(Dataset rows describing interfaces)
- - - - -

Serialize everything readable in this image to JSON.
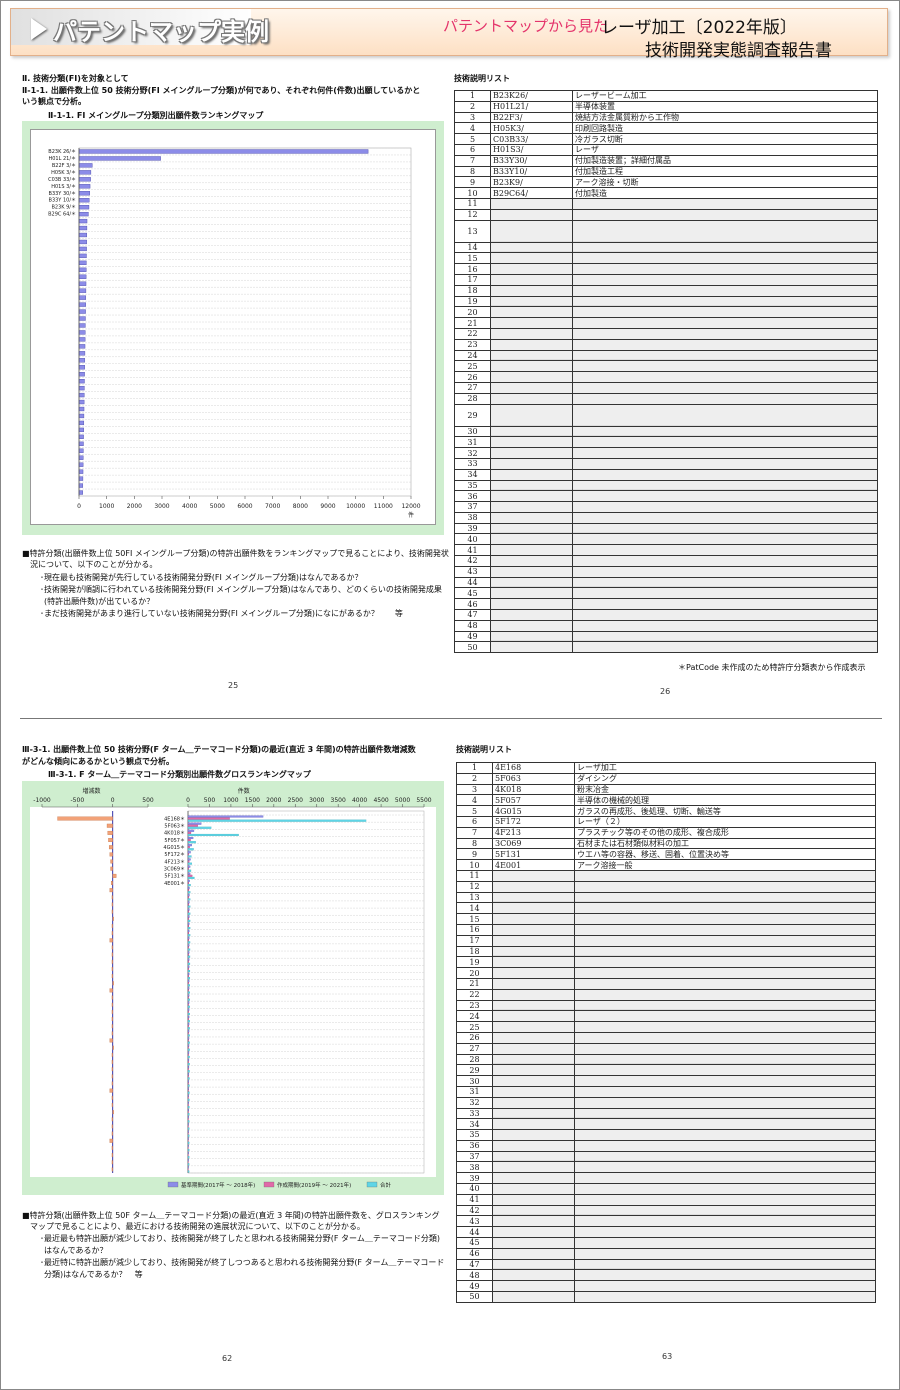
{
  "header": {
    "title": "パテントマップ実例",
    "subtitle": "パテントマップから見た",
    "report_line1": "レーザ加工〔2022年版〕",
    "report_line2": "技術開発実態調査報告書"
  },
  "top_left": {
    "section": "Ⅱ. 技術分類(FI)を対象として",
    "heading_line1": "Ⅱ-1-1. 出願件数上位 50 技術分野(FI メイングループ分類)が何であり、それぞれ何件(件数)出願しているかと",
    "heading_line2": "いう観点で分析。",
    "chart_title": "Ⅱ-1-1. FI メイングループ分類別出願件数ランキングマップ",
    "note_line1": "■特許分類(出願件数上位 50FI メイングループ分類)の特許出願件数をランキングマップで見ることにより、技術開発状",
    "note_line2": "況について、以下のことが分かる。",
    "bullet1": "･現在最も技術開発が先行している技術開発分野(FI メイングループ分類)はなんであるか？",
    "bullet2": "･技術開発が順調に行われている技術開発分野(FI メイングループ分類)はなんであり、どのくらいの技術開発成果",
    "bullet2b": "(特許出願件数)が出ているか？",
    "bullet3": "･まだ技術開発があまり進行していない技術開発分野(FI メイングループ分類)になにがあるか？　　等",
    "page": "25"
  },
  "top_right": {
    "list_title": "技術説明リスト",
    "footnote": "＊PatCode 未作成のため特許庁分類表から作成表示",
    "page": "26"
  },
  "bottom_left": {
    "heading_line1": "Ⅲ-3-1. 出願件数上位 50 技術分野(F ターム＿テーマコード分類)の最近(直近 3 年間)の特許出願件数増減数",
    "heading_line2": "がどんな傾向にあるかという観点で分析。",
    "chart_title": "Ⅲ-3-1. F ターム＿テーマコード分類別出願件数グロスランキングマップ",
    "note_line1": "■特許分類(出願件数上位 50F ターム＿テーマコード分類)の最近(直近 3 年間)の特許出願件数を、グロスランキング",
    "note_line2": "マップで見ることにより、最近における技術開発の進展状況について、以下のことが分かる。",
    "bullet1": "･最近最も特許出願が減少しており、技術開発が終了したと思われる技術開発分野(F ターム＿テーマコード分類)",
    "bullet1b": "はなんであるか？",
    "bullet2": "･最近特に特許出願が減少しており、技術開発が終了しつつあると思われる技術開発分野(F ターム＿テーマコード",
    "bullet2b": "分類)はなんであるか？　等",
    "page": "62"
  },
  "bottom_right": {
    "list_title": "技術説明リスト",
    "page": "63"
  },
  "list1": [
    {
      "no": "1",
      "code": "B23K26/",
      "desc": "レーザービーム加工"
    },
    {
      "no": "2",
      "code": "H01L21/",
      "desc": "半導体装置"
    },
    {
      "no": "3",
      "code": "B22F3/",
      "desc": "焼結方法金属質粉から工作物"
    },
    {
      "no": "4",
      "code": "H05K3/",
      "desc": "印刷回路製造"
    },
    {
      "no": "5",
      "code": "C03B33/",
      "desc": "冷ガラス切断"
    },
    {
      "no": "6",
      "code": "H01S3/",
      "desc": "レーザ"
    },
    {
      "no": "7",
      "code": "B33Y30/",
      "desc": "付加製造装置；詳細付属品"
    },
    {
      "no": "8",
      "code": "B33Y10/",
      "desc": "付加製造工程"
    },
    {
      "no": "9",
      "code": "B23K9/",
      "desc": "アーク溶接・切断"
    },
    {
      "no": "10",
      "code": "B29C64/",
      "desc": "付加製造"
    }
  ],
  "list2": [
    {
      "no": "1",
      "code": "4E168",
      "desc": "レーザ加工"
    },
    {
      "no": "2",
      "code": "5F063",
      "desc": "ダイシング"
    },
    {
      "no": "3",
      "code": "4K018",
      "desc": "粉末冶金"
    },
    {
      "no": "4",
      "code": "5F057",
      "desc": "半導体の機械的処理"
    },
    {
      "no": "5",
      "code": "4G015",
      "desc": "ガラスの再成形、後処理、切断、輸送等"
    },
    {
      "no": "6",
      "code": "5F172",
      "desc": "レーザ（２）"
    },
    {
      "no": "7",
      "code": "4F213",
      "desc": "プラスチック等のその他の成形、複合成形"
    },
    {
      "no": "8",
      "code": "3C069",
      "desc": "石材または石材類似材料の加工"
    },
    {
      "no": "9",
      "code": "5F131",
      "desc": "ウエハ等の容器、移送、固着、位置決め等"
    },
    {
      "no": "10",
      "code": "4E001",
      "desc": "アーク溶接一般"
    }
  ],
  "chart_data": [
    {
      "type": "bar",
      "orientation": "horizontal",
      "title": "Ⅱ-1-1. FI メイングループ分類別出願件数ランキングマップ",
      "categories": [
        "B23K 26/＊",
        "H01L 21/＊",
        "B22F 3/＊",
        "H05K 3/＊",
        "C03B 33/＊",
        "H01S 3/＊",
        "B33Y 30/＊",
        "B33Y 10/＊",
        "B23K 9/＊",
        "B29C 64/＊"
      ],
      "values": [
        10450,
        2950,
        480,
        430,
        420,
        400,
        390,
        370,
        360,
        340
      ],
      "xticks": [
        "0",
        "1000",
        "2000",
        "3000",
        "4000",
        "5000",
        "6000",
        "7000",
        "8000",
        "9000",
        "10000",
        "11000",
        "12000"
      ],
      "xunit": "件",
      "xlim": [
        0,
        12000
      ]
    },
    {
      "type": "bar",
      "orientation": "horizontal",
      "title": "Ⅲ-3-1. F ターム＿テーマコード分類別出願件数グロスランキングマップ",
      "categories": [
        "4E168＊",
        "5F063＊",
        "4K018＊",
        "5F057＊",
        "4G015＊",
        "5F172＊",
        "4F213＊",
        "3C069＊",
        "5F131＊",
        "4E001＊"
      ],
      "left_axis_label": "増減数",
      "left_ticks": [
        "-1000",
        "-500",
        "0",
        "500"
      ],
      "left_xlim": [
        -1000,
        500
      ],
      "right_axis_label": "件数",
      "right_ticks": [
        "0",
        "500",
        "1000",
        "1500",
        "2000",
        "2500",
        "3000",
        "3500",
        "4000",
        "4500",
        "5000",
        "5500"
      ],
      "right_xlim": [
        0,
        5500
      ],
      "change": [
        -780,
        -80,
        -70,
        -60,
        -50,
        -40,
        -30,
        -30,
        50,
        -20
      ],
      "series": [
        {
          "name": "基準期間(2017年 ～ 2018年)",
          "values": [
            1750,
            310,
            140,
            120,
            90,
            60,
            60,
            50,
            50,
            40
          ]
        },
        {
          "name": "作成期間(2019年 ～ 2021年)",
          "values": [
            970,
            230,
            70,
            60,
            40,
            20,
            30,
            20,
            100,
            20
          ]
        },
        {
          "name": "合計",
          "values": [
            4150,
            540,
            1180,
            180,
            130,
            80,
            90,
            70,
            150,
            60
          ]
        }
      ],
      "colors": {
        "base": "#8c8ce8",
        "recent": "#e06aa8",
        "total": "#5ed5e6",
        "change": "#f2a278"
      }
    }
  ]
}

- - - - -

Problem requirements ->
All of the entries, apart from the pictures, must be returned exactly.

Solution to this task ->
Serialize everything readable in this image to JSON.
{
  "header": {
    "title": "パテントマップ実例",
    "subtitle": "パテントマップから見た",
    "report_line1": "レーザ加工〔2022年版〕",
    "report_line2": "技術開発実態調査報告書"
  },
  "top_left": {
    "section": "Ⅱ. 技術分類(FI)を対象として",
    "heading_line1": "Ⅱ-1-1. 出願件数上位 50 技術分野(FI メイングループ分類)が何であり、それぞれ何件(件数)出願しているかと",
    "heading_line2": "いう観点で分析。",
    "chart_title": "Ⅱ-1-1. FI メイングループ分類別出願件数ランキングマップ",
    "note_line1": "■特許分類(出願件数上位 50FI メイングループ分類)の特許出願件数をランキングマップで見ることにより、技術開発状",
    "note_line2": "況について、以下のことが分かる。",
    "bullet1": "･現在最も技術開発が先行している技術開発分野(FI メイングループ分類)はなんであるか？",
    "bullet2": "･技術開発が順調に行われている技術開発分野(FI メイングループ分類)はなんであり、どのくらいの技術開発成果",
    "bullet2b": "(特許出願件数)が出ているか？",
    "bullet3": "･まだ技術開発があまり進行していない技術開発分野(FI メイングループ分類)になにがあるか？　　等",
    "page": "25"
  },
  "top_right": {
    "list_title": "技術説明リスト",
    "footnote": "＊PatCode 未作成のため特許庁分類表から作成表示",
    "page": "26"
  },
  "bottom_left": {
    "heading_line1": "Ⅲ-3-1. 出願件数上位 50 技術分野(F ターム＿テーマコード分類)の最近(直近 3 年間)の特許出願件数増減数",
    "heading_line2": "がどんな傾向にあるかという観点で分析。",
    "chart_title": "Ⅲ-3-1. F ターム＿テーマコード分類別出願件数グロスランキングマップ",
    "note_line1": "■特許分類(出願件数上位 50F ターム＿テーマコード分類)の最近(直近 3 年間)の特許出願件数を、グロスランキング",
    "note_line2": "マップで見ることにより、最近における技術開発の進展状況について、以下のことが分かる。",
    "bullet1": "･最近最も特許出願が減少しており、技術開発が終了したと思われる技術開発分野(F ターム＿テーマコード分類)",
    "bullet1b": "はなんであるか？",
    "bullet2": "･最近特に特許出願が減少しており、技術開発が終了しつつあると思われる技術開発分野(F ターム＿テーマコード",
    "bullet2b": "分類)はなんであるか？　等",
    "page": "62"
  },
  "bottom_right": {
    "list_title": "技術説明リスト",
    "page": "63"
  },
  "list1": [
    {
      "no": "1",
      "code": "B23K26/",
      "desc": "レーザービーム加工"
    },
    {
      "no": "2",
      "code": "H01L21/",
      "desc": "半導体装置"
    },
    {
      "no": "3",
      "code": "B22F3/",
      "desc": "焼結方法金属質粉から工作物"
    },
    {
      "no": "4",
      "code": "H05K3/",
      "desc": "印刷回路製造"
    },
    {
      "no": "5",
      "code": "C03B33/",
      "desc": "冷ガラス切断"
    },
    {
      "no": "6",
      "code": "H01S3/",
      "desc": "レーザ"
    },
    {
      "no": "7",
      "code": "B33Y30/",
      "desc": "付加製造装置；詳細付属品"
    },
    {
      "no": "8",
      "code": "B33Y10/",
      "desc": "付加製造工程"
    },
    {
      "no": "9",
      "code": "B23K9/",
      "desc": "アーク溶接・切断"
    },
    {
      "no": "10",
      "code": "B29C64/",
      "desc": "付加製造"
    }
  ],
  "list2": [
    {
      "no": "1",
      "code": "4E168",
      "desc": "レーザ加工"
    },
    {
      "no": "2",
      "code": "5F063",
      "desc": "ダイシング"
    },
    {
      "no": "3",
      "code": "4K018",
      "desc": "粉末冶金"
    },
    {
      "no": "4",
      "code": "5F057",
      "desc": "半導体の機械的処理"
    },
    {
      "no": "5",
      "code": "4G015",
      "desc": "ガラスの再成形、後処理、切断、輸送等"
    },
    {
      "no": "6",
      "code": "5F172",
      "desc": "レーザ（２）"
    },
    {
      "no": "7",
      "code": "4F213",
      "desc": "プラスチック等のその他の成形、複合成形"
    },
    {
      "no": "8",
      "code": "3C069",
      "desc": "石材または石材類似材料の加工"
    },
    {
      "no": "9",
      "code": "5F131",
      "desc": "ウエハ等の容器、移送、固着、位置決め等"
    },
    {
      "no": "10",
      "code": "4E001",
      "desc": "アーク溶接一般"
    }
  ],
  "chart_data": [
    {
      "type": "bar",
      "orientation": "horizontal",
      "title": "Ⅱ-1-1. FI メイングループ分類別出願件数ランキングマップ",
      "categories": [
        "B23K 26/＊",
        "H01L 21/＊",
        "B22F 3/＊",
        "H05K 3/＊",
        "C03B 33/＊",
        "H01S 3/＊",
        "B33Y 30/＊",
        "B33Y 10/＊",
        "B23K 9/＊",
        "B29C 64/＊"
      ],
      "values": [
        10450,
        2950,
        480,
        430,
        420,
        400,
        390,
        370,
        360,
        340
      ],
      "xticks": [
        "0",
        "1000",
        "2000",
        "3000",
        "4000",
        "5000",
        "6000",
        "7000",
        "8000",
        "9000",
        "10000",
        "11000",
        "12000"
      ],
      "xunit": "件",
      "xlim": [
        0,
        12000
      ]
    },
    {
      "type": "bar",
      "orientation": "horizontal",
      "title": "Ⅲ-3-1. F ターム＿テーマコード分類別出願件数グロスランキングマップ",
      "categories": [
        "4E168＊",
        "5F063＊",
        "4K018＊",
        "5F057＊",
        "4G015＊",
        "5F172＊",
        "4F213＊",
        "3C069＊",
        "5F131＊",
        "4E001＊"
      ],
      "left_axis_label": "増減数",
      "left_ticks": [
        "-1000",
        "-500",
        "0",
        "500"
      ],
      "left_xlim": [
        -1000,
        500
      ],
      "right_axis_label": "件数",
      "right_ticks": [
        "0",
        "500",
        "1000",
        "1500",
        "2000",
        "2500",
        "3000",
        "3500",
        "4000",
        "4500",
        "5000",
        "5500"
      ],
      "right_xlim": [
        0,
        5500
      ],
      "change": [
        -780,
        -80,
        -70,
        -60,
        -50,
        -40,
        -30,
        -30,
        50,
        -20
      ],
      "series": [
        {
          "name": "基準期間(2017年 ～ 2018年)",
          "values": [
            1750,
            310,
            140,
            120,
            90,
            60,
            60,
            50,
            50,
            40
          ]
        },
        {
          "name": "作成期間(2019年 ～ 2021年)",
          "values": [
            970,
            230,
            70,
            60,
            40,
            20,
            30,
            20,
            100,
            20
          ]
        },
        {
          "name": "合計",
          "values": [
            4150,
            540,
            1180,
            180,
            130,
            80,
            90,
            70,
            150,
            60
          ]
        }
      ],
      "colors": {
        "base": "#8c8ce8",
        "recent": "#e06aa8",
        "total": "#5ed5e6",
        "change": "#f2a278"
      }
    }
  ]
}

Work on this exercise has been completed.